== Provided data

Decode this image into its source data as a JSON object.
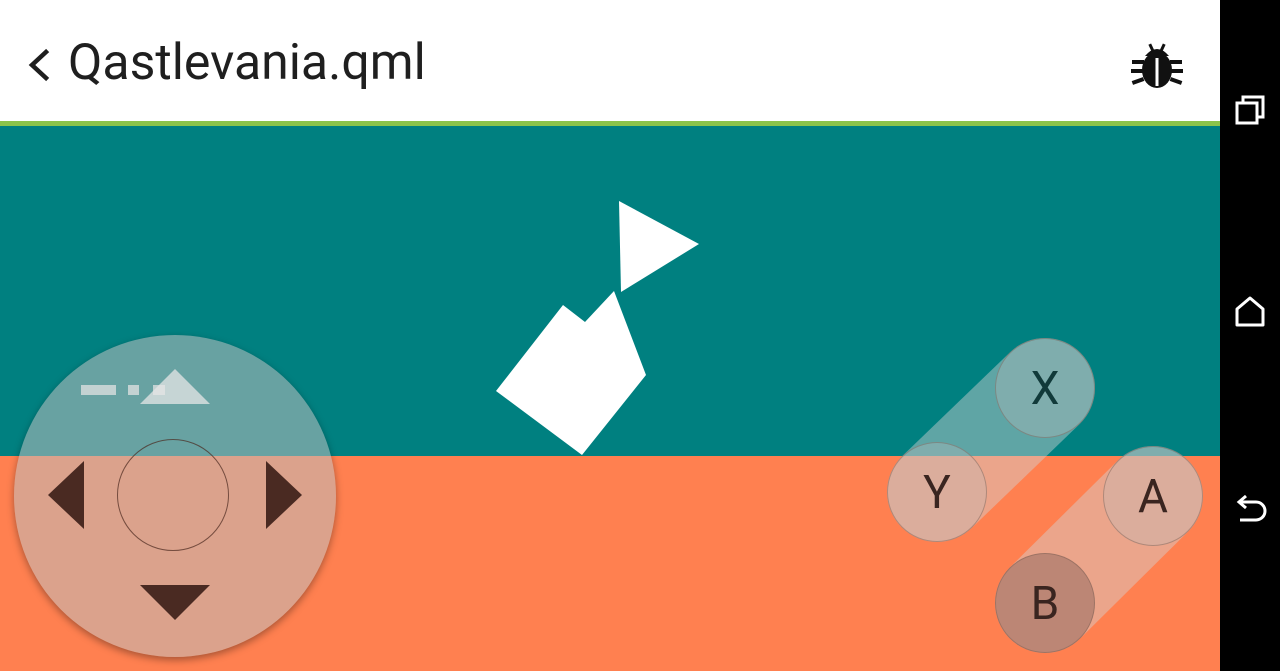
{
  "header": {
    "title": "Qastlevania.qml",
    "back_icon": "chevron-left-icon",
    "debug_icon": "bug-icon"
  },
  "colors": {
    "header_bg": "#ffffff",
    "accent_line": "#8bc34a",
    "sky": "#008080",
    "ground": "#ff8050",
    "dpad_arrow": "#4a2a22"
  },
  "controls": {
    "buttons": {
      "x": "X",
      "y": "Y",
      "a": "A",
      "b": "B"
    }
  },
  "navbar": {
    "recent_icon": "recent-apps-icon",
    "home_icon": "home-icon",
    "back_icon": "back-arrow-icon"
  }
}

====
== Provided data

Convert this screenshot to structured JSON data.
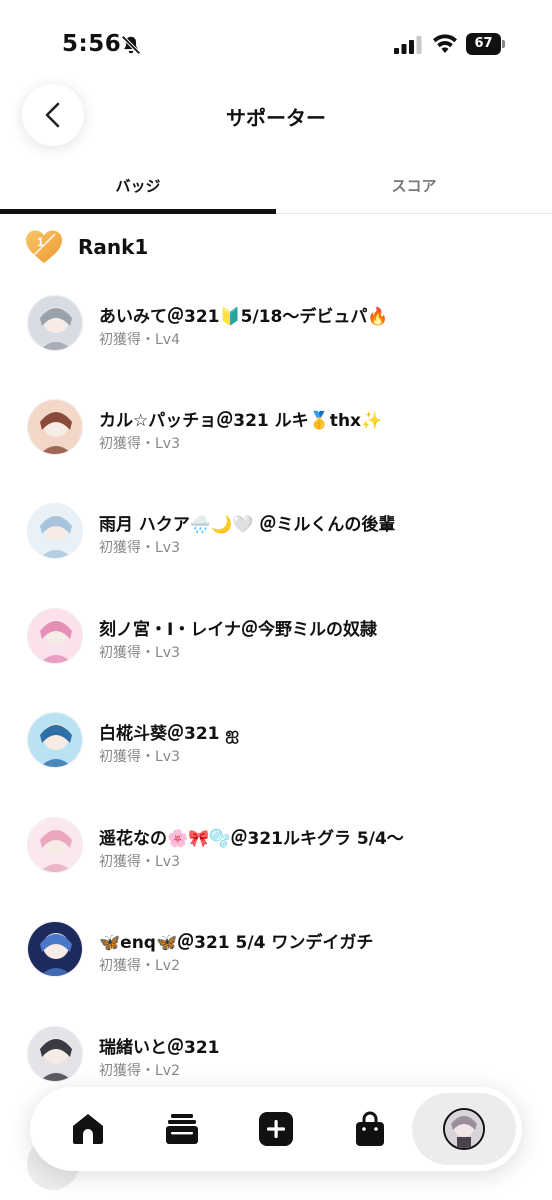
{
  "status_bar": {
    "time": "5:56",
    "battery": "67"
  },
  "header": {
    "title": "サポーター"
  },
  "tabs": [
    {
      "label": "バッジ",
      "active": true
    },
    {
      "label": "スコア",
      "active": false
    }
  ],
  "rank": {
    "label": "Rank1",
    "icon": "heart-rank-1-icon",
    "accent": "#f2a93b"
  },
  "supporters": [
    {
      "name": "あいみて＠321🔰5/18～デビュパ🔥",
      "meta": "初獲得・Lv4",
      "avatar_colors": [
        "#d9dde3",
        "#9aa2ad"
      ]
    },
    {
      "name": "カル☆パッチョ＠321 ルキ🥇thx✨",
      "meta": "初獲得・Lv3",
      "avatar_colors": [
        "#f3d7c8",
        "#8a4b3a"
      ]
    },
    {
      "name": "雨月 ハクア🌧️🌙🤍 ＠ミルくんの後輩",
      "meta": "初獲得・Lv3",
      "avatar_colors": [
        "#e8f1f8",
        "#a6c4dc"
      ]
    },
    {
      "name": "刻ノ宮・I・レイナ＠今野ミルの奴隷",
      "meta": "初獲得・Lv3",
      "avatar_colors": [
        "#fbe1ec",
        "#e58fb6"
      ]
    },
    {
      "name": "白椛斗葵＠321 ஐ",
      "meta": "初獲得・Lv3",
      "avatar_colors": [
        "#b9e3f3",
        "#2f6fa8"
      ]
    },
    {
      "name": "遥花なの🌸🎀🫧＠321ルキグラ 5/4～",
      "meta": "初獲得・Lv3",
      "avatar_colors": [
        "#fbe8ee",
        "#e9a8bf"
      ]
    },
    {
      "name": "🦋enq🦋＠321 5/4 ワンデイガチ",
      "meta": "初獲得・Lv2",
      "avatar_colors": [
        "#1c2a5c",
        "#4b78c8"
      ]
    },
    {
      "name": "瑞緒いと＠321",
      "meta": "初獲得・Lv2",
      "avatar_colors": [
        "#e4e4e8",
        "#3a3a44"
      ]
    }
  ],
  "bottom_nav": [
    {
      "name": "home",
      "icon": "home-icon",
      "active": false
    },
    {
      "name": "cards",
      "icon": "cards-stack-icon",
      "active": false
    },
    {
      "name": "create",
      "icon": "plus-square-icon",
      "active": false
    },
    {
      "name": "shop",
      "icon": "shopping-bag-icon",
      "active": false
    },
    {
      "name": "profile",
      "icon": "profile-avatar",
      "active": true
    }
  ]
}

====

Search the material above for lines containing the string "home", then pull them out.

    "home_icon": "home-icon",
      "name": "home",
      "icon": "home-icon",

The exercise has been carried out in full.